The early decisions have the highest impact; the architect controls the budget and the hammer follows the budget. Let's look at how decisions in well planning impacts the oil company finances.
For simplicity, we can split well planning in two, early and late decisions. In the industry, we typically define everything from detailed operations planning through operations as late decisions, and everything before the detailed operations planning as early decisions.
The decisions made in early phase are used to choose rigs for drilling, decide on well schedule, schedule targets to be drilled, and choose upgrade strategies for platforms or rigs.
The budget is the quality of your organization
You can easily link the quality of your organization with the quality of the budgets.
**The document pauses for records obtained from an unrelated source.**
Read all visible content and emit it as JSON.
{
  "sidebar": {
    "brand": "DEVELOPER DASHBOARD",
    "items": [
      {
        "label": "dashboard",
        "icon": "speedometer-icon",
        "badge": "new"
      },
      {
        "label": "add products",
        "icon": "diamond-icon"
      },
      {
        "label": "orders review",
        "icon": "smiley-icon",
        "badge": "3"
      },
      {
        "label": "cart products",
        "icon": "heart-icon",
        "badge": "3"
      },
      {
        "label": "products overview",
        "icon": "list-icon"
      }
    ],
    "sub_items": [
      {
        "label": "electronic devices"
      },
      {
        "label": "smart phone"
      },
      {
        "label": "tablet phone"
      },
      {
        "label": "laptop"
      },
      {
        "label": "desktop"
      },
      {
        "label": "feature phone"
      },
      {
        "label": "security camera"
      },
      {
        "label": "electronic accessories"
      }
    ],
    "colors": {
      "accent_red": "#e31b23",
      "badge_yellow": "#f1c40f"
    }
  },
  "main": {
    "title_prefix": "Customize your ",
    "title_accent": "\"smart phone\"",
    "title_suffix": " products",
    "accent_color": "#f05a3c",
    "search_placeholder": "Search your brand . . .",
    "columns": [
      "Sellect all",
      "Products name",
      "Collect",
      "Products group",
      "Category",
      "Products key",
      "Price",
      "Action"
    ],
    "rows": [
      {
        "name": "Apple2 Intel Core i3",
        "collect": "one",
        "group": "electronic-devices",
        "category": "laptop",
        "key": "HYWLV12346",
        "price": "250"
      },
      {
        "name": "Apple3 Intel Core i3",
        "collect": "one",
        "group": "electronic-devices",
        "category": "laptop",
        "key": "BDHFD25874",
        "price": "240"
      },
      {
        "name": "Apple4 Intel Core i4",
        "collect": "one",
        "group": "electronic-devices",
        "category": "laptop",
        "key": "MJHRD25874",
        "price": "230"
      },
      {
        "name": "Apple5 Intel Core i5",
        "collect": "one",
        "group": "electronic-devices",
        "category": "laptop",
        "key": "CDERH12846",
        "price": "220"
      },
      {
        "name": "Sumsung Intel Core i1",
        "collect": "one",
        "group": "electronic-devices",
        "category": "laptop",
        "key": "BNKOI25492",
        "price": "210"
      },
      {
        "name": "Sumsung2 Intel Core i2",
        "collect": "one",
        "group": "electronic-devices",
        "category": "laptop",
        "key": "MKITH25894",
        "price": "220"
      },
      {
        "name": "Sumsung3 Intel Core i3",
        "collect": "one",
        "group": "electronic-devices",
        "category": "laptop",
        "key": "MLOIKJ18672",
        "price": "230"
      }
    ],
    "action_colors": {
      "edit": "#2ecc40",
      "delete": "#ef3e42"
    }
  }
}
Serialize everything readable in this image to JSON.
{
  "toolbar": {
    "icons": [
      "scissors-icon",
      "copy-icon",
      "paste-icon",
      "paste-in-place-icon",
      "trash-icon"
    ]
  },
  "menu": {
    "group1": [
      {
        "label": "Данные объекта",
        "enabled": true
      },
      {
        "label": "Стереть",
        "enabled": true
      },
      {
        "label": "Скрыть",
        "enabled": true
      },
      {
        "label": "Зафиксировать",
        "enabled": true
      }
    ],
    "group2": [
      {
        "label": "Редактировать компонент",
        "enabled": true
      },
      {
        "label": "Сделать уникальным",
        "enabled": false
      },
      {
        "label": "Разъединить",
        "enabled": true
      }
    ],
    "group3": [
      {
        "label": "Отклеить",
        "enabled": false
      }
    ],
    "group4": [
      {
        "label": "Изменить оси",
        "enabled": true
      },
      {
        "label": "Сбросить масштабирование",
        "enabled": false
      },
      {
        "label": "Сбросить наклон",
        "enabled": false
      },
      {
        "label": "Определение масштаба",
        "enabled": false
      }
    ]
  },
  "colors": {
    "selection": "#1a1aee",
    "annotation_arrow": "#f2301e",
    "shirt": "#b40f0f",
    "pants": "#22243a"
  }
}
If your budgets match the results, you communicate experience and trustworthiness
You want the budgets to match results, to show that you manage the uncertainties of well operations through advanced planning.
The alternative does not put you in a good light, and you will probably not be invited to strategy meetings.
In addition to trust, if your budgets are off, you can cause grave harm to the company and to the following operations.
The impact of early decisions range is enormous. If you underestimate the complexity of a well, you can end up with extra costs in operations in the 50-100 MNOK (5-10MUSD) range for stuck and sidetrack incidents, or you can end up with a limited reservoir section, killing the NPV of the project.
In any case where your budget is off, you end up with placing the operational teams under extra pressure, as you hand over unrealistic plans. The operational teams are already under heavy pressure with handling logistics and inefficient decision processes, you don't want them to make design decisions on top.
As you can see, all the decisions in the early phase of a project has significant impact on cost, risk and quality.
Which leads us to the questions: how good are the early decisions today, and how can these decisions be improved?
How good are the early decisions today?
The people of the industry are good at planning, but they are a scarce resource in the current business atmosphere. All budgets are slayed, and lay-offs are again happening. The operations, with their high risk and manual decision structure is given priority, as operational managers can scream loud when the rig is waiting for decisions. Combine this with the potential negative outcome of a well schedule decision, the incentive prioritizing early planning is low in the manual organization.
Adopting workflows from the operations, early planning is sporadic and risk-based. Without proper planning tools, engineers and managers start from scratch every time, spending most their time trying to gather information and reporting. Well planning is primarily copy-pasting of previous wells, as the decision quality often is questioned in later stages such as detailed planning. The multitude of stakeholders in early decisions makes the reporting time dominant over engineering time.
So in summary, the early decision making suffers from few resources available and a poorly defined work process. The result is that decisions made in early planning phases are of low quality and carry the risk of derailing your oil company's investments.
How can the early decisions be improved?
The Pro Well Plan platform let you start from where you left off your previous well. You can do benchmarking and cost estimation in a couple of days without increasing the staff.
New workflows enable automated reporting and technical engineering, as well as digital input to the well planning. When you make decisions and changes, the stakeholders are immediately updated. And when the input data is changed, your model updates or ask for your input.
Improve your trustworthiness
Create budgets which match the results and show that you plan at the same detail as the operations. Pro Well Plan allows for reuse of plans, so you are no longer wasting the time you spend on details.
When you improve your plans, you will also take more responsibility and be accountable for operational outcomes. Take pride in making well designs and operational decisions that last all the way to TD.
Add more details to the planning to get valuable KPI's. The operational teams are overloaded with micro KPI's for performance, but only the well planner can coin the value of drilling a deep or slim section, avoiding known problems, or enabling well features which impact the well targets.